And when I embrace the pain and trust my Father to do His work in me then I become merciful and faithful like my own High Priest, Jesus. It's not my understanding of systematic theology that ministers to the hurting, but an empathy that comes from having experienced sorrow myself.

Looking back, can you see where the Father has allowed you to grow in mercy toward others? How is He using that in you today?

Saturday, September 15, 2012

By Grace

         Always Earned. Never Given. The Marines.

I saw this motto emblazoned on the side of an 18-wheeler as I was driving on 75 south. Underneath the words was a picture of the Marine sword. I thought the statement was a good one: succinct, true, and captures the spirit of being a Marine. 

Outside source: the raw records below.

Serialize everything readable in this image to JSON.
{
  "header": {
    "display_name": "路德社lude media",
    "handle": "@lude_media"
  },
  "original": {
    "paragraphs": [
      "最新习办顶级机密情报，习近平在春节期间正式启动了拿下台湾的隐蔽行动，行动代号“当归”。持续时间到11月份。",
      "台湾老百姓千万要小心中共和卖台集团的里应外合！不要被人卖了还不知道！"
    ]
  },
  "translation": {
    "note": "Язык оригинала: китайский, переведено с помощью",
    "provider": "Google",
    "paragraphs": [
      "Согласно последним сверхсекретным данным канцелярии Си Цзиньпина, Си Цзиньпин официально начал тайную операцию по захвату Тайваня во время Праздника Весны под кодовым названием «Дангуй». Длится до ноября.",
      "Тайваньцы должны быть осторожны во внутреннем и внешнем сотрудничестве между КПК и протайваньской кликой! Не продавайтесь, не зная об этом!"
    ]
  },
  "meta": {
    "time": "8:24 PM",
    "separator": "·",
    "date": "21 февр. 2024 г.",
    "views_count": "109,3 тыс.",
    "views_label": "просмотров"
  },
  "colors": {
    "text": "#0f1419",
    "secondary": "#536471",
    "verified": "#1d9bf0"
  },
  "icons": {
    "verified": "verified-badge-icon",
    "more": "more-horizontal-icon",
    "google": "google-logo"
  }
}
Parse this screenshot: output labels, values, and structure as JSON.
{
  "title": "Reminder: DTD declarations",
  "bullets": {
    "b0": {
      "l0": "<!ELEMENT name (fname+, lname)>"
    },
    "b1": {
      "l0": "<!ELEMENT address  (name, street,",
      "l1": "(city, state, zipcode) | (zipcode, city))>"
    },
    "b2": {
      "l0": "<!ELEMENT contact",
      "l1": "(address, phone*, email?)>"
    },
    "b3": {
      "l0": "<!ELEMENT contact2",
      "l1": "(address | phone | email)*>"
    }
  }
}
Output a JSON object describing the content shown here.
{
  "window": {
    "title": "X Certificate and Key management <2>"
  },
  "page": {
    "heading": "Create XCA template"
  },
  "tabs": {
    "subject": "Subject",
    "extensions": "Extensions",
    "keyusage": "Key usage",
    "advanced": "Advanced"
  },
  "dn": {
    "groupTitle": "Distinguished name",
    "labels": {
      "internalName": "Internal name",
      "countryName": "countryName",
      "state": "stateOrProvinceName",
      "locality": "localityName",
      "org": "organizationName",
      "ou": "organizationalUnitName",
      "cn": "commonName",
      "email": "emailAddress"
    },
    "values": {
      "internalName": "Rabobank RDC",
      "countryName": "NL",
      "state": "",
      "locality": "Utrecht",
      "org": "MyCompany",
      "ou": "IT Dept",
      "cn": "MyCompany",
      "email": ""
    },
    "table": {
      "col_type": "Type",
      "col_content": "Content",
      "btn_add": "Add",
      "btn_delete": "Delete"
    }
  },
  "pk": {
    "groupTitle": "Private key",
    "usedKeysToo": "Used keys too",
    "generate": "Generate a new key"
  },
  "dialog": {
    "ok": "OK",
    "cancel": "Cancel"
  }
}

I am grateful for the sacrifices Marines and other armed forces make so that I can live and breathe in a country that is free. That sacrifice extends to the ultimate sacrifice of life. So when I see a member of the armed forces I want to remember to say, "Thank you. I appreciate your service and sacrifice.

Because of the Marines, I get freedom to do as I will. But I don't earn the title of Marine without doing the work.

I like to play with words. So when I read that motto, I immediately thought of the opposite proposal that God made to me:

Always given. Never Earned. 
Daughter of the King.

I got into the kingdom family by not being able to earn the title, by not being enough, by realizing I couldn't keep the law perfectly or even nearly perfectly. I recognized my need for a Savior and I cried out to the only true One. Even now, though I sin less, I am not sinless. Rather, it is the righteous robe of Christ that covers me and gives me the status of princess in the kingdom. 

I guess you could say I was born into royalty by the grace of God.